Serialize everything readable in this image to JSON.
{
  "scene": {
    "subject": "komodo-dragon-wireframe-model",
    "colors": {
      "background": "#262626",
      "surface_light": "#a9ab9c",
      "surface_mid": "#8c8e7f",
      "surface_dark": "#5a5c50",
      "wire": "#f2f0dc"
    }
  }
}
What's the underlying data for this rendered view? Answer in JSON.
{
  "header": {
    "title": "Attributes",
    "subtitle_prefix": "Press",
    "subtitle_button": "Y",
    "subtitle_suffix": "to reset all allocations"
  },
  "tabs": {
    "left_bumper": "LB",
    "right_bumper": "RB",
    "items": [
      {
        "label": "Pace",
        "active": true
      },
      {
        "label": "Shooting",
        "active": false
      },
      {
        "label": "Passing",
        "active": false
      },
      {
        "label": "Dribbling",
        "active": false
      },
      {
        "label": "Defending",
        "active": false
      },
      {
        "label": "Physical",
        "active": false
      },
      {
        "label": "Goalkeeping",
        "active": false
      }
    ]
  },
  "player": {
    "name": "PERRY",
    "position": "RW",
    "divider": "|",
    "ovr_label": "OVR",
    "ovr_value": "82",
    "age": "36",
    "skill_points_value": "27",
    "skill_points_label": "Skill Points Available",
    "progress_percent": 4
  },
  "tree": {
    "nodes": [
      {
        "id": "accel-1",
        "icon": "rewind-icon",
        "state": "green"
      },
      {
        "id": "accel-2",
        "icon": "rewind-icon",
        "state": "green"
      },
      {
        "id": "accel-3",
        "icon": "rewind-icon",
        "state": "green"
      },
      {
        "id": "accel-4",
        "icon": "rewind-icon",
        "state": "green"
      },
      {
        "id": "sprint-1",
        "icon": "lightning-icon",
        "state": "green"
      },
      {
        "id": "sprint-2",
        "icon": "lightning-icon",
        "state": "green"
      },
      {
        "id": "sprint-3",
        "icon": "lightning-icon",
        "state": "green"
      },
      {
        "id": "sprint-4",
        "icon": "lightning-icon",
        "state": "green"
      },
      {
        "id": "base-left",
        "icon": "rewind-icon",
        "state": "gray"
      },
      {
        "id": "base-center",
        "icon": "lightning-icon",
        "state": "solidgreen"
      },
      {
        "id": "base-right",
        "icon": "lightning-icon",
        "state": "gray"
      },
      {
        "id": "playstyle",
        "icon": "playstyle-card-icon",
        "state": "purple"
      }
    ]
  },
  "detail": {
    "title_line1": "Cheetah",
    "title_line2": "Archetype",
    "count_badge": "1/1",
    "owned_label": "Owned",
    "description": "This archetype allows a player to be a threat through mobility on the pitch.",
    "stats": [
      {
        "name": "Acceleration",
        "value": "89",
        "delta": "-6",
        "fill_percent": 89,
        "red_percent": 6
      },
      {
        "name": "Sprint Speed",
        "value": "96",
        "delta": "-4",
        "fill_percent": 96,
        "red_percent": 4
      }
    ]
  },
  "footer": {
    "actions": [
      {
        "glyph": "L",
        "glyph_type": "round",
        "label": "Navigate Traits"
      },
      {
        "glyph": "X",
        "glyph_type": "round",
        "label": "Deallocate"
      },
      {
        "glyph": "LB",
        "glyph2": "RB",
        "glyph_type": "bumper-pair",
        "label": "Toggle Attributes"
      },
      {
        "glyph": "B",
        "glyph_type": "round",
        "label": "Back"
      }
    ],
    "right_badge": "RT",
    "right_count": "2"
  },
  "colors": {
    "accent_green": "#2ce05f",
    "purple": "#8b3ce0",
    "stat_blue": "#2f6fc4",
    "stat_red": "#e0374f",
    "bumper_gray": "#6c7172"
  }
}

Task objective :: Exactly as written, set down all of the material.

Result of the task ::
Serialize everything readable in this image to JSON.
{
  "scene": {
    "subject": "komodo-dragon-wireframe-model",
    "colors": {
      "background": "#262626",
      "surface_light": "#a9ab9c",
      "surface_mid": "#8c8e7f",
      "surface_dark": "#5a5c50",
      "wire": "#f2f0dc"
    }
  }
}
What's the underlying data for this rendered view? Answer in JSON.
{
  "header": {
    "title": "Attributes",
    "subtitle_prefix": "Press",
    "subtitle_button": "Y",
    "subtitle_suffix": "to reset all allocations"
  },
  "tabs": {
    "left_bumper": "LB",
    "right_bumper": "RB",
    "items": [
      {
        "label": "Pace",
        "active": true
      },
      {
        "label": "Shooting",
        "active": false
      },
      {
        "label": "Passing",
        "active": false
      },
      {
        "label": "Dribbling",
        "active": false
      },
      {
        "label": "Defending",
        "active": false
      },
      {
        "label": "Physical",
        "active": false
      },
      {
        "label": "Goalkeeping",
        "active": false
      }
    ]
  },
  "player": {
    "name": "PERRY",
    "position": "RW",
    "divider": "|",
    "ovr_label": "OVR",
    "ovr_value": "82",
    "age": "36",
    "skill_points_value": "27",
    "skill_points_label": "Skill Points Available",
    "progress_percent": 4
  },
  "tree": {
    "nodes": [
      {
        "id": "accel-1",
        "icon": "rewind-icon",
        "state": "green"
      },
      {
        "id": "accel-2",
        "icon": "rewind-icon",
        "state": "green"
      },
      {
        "id": "accel-3",
        "icon": "rewind-icon",
        "state": "green"
      },
      {
        "id": "accel-4",
        "icon": "rewind-icon",
        "state": "green"
      },
      {
        "id": "sprint-1",
        "icon": "lightning-icon",
        "state": "green"
      },
      {
        "id": "sprint-2",
        "icon": "lightning-icon",
        "state": "green"
      },
      {
        "id": "sprint-3",
        "icon": "lightning-icon",
        "state": "green"
      },
      {
        "id": "sprint-4",
        "icon": "lightning-icon",
        "state": "green"
      },
      {
        "id": "base-left",
        "icon": "rewind-icon",
        "state": "gray"
      },
      {
        "id": "base-center",
        "icon": "lightning-icon",
        "state": "solidgreen"
      },
      {
        "id": "base-right",
        "icon": "lightning-icon",
        "state": "gray"
      },
      {
        "id": "playstyle",
        "icon": "playstyle-card-icon",
        "state": "purple"
      }
    ]
  },
  "detail": {
    "title_line1": "Cheetah",
    "title_line2": "Archetype",
    "count_badge": "1/1",
    "owned_label": "Owned",
    "description": "This archetype allows a player to be a threat through mobility on the pitch.",
    "stats": [
      {
        "name": "Acceleration",
        "value": "89",
        "delta": "-6",
        "fill_percent": 89,
        "red_percent": 6
      },
      {
        "name": "Sprint Speed",
        "value": "96",
        "delta": "-4",
        "fill_percent": 96,
        "red_percent": 4
      }
    ]
  },
  "footer": {
    "actions": [
      {
        "glyph": "L",
        "glyph_type": "round",
        "label": "Navigate Traits"
      },
      {
        "glyph": "X",
        "glyph_type": "round",
        "label": "Deallocate"
      },
      {
        "glyph": "LB",
        "glyph2": "RB",
        "glyph_type": "bumper-pair",
        "label": "Toggle Attributes"
      },
      {
        "glyph": "B",
        "glyph_type": "round",
        "label": "Back"
      }
    ],
    "right_badge": "RT",
    "right_count": "2"
  },
  "colors": {
    "accent_green": "#2ce05f",
    "purple": "#8b3ce0",
    "stat_blue": "#2f6fc4",
    "stat_red": "#e0374f",
    "bumper_gray": "#6c7172"
  }
}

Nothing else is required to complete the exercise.